**About this exercise**.
Repeat every record below, word for word.

── Input for this task ──

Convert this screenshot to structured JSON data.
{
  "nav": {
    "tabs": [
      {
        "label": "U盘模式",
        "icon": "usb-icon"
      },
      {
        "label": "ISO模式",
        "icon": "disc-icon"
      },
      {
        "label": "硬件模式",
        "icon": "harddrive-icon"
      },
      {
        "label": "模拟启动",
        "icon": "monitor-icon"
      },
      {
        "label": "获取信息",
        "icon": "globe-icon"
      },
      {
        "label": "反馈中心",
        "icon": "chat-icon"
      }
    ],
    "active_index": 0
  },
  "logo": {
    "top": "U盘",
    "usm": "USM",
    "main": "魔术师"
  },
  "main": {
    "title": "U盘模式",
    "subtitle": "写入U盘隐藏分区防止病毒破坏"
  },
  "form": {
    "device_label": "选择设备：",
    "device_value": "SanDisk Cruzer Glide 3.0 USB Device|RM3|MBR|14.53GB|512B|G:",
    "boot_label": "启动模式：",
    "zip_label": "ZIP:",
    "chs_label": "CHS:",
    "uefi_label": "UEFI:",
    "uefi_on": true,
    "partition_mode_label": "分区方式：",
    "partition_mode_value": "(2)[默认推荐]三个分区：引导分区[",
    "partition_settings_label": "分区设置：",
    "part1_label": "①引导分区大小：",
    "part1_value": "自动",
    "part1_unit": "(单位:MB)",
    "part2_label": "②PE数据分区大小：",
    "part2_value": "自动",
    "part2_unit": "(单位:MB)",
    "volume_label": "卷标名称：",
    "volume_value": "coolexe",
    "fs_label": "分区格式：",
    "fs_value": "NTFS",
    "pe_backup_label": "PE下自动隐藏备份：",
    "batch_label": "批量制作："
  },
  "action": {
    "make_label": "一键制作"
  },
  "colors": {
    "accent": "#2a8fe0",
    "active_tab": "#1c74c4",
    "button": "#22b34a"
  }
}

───

**Answer to the problem**.
Convert this screenshot to structured JSON data.
{
  "nav": {
    "tabs": [
      {
        "label": "U盘模式",
        "icon": "usb-icon"
      },
      {
        "label": "ISO模式",
        "icon": "disc-icon"
      },
      {
        "label": "硬件模式",
        "icon": "harddrive-icon"
      },
      {
        "label": "模拟启动",
        "icon": "monitor-icon"
      },
      {
        "label": "获取信息",
        "icon": "globe-icon"
      },
      {
        "label": "反馈中心",
        "icon": "chat-icon"
      }
    ],
    "active_index": 0
  },
  "logo": {
    "top": "U盘",
    "usm": "USM",
    "main": "魔术师"
  },
  "main": {
    "title": "U盘模式",
    "subtitle": "写入U盘隐藏分区防止病毒破坏"
  },
  "form": {
    "device_label": "选择设备：",
    "device_value": "SanDisk Cruzer Glide 3.0 USB Device|RM3|MBR|14.53GB|512B|G:",
    "boot_label": "启动模式：",
    "zip_label": "ZIP:",
    "chs_label": "CHS:",
    "uefi_label": "UEFI:",
    "uefi_on": true,
    "partition_mode_label": "分区方式：",
    "partition_mode_value": "(2)[默认推荐]三个分区：引导分区[",
    "partition_settings_label": "分区设置：",
    "part1_label": "①引导分区大小：",
    "part1_value": "自动",
    "part1_unit": "(单位:MB)",
    "part2_label": "②PE数据分区大小：",
    "part2_value": "自动",
    "part2_unit": "(单位:MB)",
    "volume_label": "卷标名称：",
    "volume_value": "coolexe",
    "fs_label": "分区格式：",
    "fs_value": "NTFS",
    "pe_backup_label": "PE下自动隐藏备份：",
    "batch_label": "批量制作："
  },
  "action": {
    "make_label": "一键制作"
  },
  "colors": {
    "accent": "#2a8fe0",
    "active_tab": "#1c74c4",
    "button": "#22b34a"
  }
}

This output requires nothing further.